Drafts 4.6

I am constantly finding new things to use my favorite app Drafts. Everything text starts in Drafts, just like this post. All of my lists, my notes, and my thoughts start here. It is a big part of how I get things done at work and at home.

I’m also in a quest to automate as much as possible. If I’m doing things over and over, I want to take away the friction no matter how small it is. I understand that this is borderline OCD, but I can’t help myself from finding joy in these little things.

New Features

With the Drafts 4.6 update today, there are several new features as highlighted on the Agile Tortoise blog:

  • Trash Can: instead of deleting your drafts, they are now stored for 30 days. This was apparently a big complaint of users who happened to have their default setting to delete. This is much like how Photos handles the recently deleted items.
  • Box.com Integration: this is just like the current support of Dropbox, and provides the same functionality.
  • Open in Drafts option: this uses the Safari View Controller, and is great for using a search option, such as DuckDuckGo.
  • Tag Helpers: an added keyboard row that gives you tag options when editing actions. Very useful.
  • Added Glyphs: this is something that I’ve personally wanted for a while. This update provides a lot more options for customization of your actions, and is very welcome going forward.
  • Include Action: gives you the ability to run actions/scripts within Actions.1 This means you can create separate actions or scripts of a repeat nature that you can call into any action you create. For those that use a lot of scripts within Drafts, this is going to be huge.
  • And many more.

Include Action Step

Long-time users are familiar with how to chain actions together, adding a multitude of different action types into a single action.

I recently thought of how I enter groceries. My wife and I use a shared Groceries list in Reminders, which then gets synced over to AnyList to group the items and make it easier for shopping. Until now, I would enter the items we needed, make sure they were in the correct format, and send them over. I would open up AnyList to make sure they were imported and also to review the list. Lastly, I would then make sure to let my wife know that I added items to the list.

There have been times that I have pulled a recipe in from a website. I copy and paste the ingredients over, delete the items I don’t need to buy, and delete all of the blank lines.

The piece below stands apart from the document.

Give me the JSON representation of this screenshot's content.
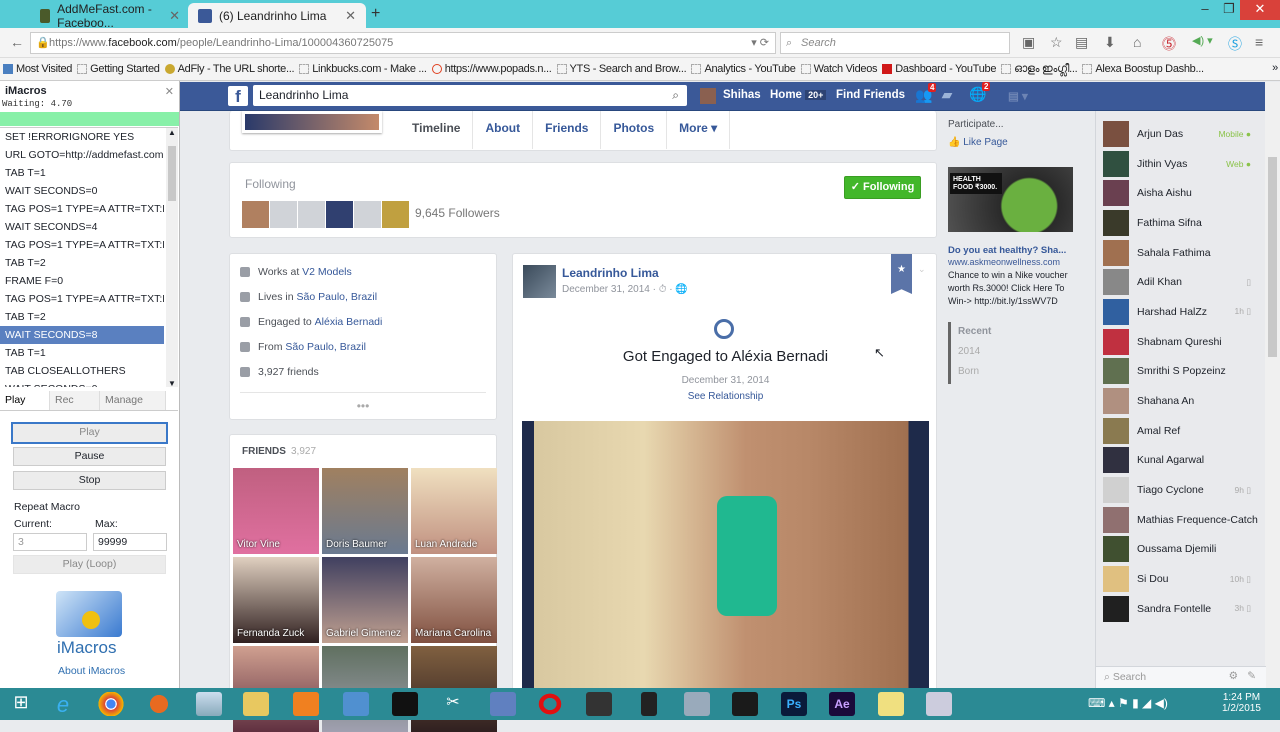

I do this often enough that I should automate it. Thinking of how I would do this, I thought of the steps that could be automated, and in what order:

  1. Remove any blank lines from the draft.
  2. Pass the list from Drafts → Reminders → AnyList.
  3. Send a message to my wife to let her know it has been updated.
  4. Open AnyList.


You can see the details of the steps here.

Step 1: Thanks to this action, I can run a script to get rid of them. And with the Include Action function, I can add that right to my action as the first item.

Step 2: This is a built in function of Drafts. It process each line, and you can optionally specify a delimiter for writing notes, which is helpful when adding a description to “lettuce” to give you a specific type or quantity.

Step 3: This is also a built in function; I set the number for my wife, then a canned message to let her know I updated the grocery list.

Step 4 utilizes the URL scheme of AnyList, which is anylist://.

Now that I have the action set up, I can run it on a list I have entered. My list is passed over, I hit send on the message to my wife2, and then I am automatically taken to AnyList. The items appear, and I can go on about my business.

I’ve also created one that doesn’t does message my wife, because I don’t always need to let her know. And of course, I made an Action Set for both of them.

Could I enter the items into AnyList directly? Sure could — if I was an animal. Instead, I can freely add them in one place as I think of them, and send them where I need them to go with the press of a button. This is a simple example of how you can include different actions, especially scripts, to automate and manipulate the text as you pass it along to the next app. It has saved me time ever since it was introduced in beta, now available to all of you.


  1. This doesn’t allow for running multiple URL actions.
  2. There is a limitation of iOS in this step. The system software does not allow for the automatic sending of a message. I would love to see this changed, but I’m not going to hold my breath here.